Science at work 24 January 2022
The figures for dairy
- Around 820 Mt of milk are produced worldwide each year, with an annual growth rates of between 1 and 2%.
- More than 80% of the milk consumed comes from dairy cows, 10 to 15% from buffaloes, less than 4% from small ruminants and less than 1% from camels.
- 118 million dairy farms worldwide, with an average of three cows per farm; there are 70 million in India.
- In France and Germany, the average per dairy farm is 65 cows; the figure is 94 in the Netherlands and 274 in Australia.
- In the USA, half of dairy cows are reared on "megafarms" with more than 1000 cows.

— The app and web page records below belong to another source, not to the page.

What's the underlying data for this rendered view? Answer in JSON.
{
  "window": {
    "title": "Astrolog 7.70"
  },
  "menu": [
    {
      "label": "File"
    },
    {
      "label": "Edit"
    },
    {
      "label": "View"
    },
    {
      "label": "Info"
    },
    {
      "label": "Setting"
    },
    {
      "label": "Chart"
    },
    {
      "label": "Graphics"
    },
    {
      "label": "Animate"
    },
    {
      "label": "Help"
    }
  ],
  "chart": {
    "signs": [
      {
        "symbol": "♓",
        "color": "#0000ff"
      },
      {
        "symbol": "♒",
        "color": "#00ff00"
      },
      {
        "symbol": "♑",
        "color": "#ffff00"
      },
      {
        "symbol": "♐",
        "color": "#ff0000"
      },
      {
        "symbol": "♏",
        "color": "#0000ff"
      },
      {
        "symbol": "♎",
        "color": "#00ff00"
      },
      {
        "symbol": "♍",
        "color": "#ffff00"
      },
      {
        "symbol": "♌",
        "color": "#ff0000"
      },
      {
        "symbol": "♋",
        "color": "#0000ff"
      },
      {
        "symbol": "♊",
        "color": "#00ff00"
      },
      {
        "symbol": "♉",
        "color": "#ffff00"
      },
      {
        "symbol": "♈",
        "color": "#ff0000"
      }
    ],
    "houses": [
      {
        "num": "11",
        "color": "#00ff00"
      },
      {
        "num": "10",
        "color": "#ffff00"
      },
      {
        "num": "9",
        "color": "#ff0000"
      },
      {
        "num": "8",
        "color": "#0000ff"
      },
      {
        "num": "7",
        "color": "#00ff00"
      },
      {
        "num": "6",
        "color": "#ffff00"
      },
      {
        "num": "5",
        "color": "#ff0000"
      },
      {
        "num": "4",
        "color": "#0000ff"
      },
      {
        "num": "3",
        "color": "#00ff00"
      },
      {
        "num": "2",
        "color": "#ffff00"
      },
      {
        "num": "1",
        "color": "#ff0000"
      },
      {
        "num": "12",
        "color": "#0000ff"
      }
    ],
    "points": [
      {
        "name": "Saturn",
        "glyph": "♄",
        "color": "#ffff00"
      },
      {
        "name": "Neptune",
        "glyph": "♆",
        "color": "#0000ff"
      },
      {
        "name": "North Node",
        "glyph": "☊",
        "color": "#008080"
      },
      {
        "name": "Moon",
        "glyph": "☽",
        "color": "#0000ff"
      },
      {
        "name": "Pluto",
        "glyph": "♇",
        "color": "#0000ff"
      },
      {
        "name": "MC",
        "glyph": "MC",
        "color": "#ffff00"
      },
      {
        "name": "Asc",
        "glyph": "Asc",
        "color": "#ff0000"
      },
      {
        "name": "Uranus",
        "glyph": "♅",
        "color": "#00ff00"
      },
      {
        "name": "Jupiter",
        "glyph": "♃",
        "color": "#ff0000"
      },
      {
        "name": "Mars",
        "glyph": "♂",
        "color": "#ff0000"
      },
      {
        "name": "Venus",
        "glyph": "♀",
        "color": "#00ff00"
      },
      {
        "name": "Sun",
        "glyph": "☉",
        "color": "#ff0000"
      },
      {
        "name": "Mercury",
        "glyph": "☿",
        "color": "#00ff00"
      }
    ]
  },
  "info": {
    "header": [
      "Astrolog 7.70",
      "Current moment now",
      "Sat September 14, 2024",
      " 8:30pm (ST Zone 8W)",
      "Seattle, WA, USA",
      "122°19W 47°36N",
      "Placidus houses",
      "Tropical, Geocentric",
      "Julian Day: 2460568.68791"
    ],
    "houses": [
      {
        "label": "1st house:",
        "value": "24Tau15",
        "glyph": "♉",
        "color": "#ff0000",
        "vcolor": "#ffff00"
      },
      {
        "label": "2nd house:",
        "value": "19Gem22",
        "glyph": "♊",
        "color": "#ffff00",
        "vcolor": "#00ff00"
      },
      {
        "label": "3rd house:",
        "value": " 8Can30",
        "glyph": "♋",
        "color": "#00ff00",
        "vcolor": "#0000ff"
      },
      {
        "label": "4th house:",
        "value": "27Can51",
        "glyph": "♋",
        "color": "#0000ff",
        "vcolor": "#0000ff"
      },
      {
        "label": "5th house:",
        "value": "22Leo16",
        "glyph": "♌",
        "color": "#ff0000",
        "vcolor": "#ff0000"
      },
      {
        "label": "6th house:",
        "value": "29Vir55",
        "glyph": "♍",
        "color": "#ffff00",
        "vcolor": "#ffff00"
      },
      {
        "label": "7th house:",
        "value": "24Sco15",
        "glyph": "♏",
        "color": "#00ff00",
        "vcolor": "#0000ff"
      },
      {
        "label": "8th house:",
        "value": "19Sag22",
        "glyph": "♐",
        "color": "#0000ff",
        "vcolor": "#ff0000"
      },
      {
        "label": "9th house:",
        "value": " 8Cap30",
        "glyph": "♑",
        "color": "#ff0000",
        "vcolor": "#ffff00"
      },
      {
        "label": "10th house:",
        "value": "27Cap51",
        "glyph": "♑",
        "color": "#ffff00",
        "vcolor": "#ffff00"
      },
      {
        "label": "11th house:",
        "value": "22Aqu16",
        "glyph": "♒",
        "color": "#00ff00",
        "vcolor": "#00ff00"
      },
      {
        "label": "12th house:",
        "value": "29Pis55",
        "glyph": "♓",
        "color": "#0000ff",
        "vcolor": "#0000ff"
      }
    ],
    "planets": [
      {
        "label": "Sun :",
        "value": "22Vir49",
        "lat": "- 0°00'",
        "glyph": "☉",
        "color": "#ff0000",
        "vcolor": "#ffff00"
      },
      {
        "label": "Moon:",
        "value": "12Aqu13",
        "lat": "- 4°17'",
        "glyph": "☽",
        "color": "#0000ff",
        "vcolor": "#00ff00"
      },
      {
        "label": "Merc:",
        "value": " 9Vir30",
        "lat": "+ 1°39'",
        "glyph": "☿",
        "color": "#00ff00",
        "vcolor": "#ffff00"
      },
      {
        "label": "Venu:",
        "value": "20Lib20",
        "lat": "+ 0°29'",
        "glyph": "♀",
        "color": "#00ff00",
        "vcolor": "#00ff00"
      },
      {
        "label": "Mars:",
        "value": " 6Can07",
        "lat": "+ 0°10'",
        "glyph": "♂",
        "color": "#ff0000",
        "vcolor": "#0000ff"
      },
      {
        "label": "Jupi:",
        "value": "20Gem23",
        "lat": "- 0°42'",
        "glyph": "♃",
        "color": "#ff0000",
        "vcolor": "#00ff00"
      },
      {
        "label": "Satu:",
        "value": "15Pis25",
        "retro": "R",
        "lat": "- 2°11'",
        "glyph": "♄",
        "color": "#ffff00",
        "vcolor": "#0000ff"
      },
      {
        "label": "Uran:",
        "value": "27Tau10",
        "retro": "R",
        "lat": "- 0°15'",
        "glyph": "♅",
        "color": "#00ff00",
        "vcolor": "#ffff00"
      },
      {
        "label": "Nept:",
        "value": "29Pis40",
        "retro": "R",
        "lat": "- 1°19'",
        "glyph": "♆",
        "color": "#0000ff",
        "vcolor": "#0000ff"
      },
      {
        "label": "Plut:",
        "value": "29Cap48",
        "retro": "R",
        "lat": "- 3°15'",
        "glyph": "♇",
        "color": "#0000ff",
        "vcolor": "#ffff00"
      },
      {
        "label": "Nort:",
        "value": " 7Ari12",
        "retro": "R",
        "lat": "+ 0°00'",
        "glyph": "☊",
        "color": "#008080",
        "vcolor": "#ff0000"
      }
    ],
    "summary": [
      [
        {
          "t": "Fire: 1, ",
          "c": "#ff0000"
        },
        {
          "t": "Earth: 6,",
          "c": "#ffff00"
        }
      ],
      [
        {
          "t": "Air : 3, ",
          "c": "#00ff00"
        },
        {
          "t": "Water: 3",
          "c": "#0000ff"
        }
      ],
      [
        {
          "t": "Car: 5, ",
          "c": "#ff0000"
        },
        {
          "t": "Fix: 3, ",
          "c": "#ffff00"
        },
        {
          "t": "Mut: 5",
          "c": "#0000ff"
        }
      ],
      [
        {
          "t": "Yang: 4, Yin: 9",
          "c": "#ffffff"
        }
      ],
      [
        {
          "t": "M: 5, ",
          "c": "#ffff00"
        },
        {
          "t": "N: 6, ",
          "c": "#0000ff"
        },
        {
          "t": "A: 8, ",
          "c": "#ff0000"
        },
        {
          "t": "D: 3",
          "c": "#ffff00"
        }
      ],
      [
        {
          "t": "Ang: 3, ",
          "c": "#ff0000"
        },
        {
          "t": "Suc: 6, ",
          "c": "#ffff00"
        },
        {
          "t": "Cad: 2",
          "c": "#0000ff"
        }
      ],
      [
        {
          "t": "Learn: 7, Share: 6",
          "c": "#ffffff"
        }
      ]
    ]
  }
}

- In 20 years, dairy production has increased by 60% in Asia, 45% in Africa and 40% in Latin America.
- Over the past 20 years, dairy consumption has more or less stagnated in developed countries; it has increased by 100% in Africa and 110% in Asia.
- Less than 10% of global output is traded overseas, in the form of milk powders, cheese and butter.
Since the abolition of dairy quotas within the European Union, the sector has seen increasing international competition. However, the prospects for development are still good: the rapid growth in consumption in the global South, particularly in emerging countries like China, should boost market growth.
The question is: which players and regions will benefit from that growth? What impacts will the development of increasingly intensive dairy production have on the environment? In short, what impacts will the dairy sector have on sustainable territorial development?
The stakeholders in dairy chains in the global South – herders, agropastoralists, peasant farmers, commercial farms, collectors and industry – face many challenges:
- Ensuring the development of environmentally friendly dairy production, notably that minimizes GHG emissions, consumes as little as possible in terms of chemical inputs and fossil fuels, and keeps pollution to a minimum, particularly by developing grazing systems.
- Fostering the complementarities between livestock production and local agricultural activities, by using agroindustrial by-products as livestock feed and livestock manure as fertilizer.
- Securing the development of milk collection and processing in rural areas where dairying is a vital activity.
- Promoting the comparative advantages of dairy regions, particularly when alternative income sources are limited.
- Satisfying increasing demand for quality products tailored to local food and industrial preferences.
- Preserving the range of expertise, genetic resources and dairying cultures.
- Anticipating and avoiding major health risks.
- Including family farms, which account for the major share of global output, in the emergence of new "sustainable dairy" certification schemes.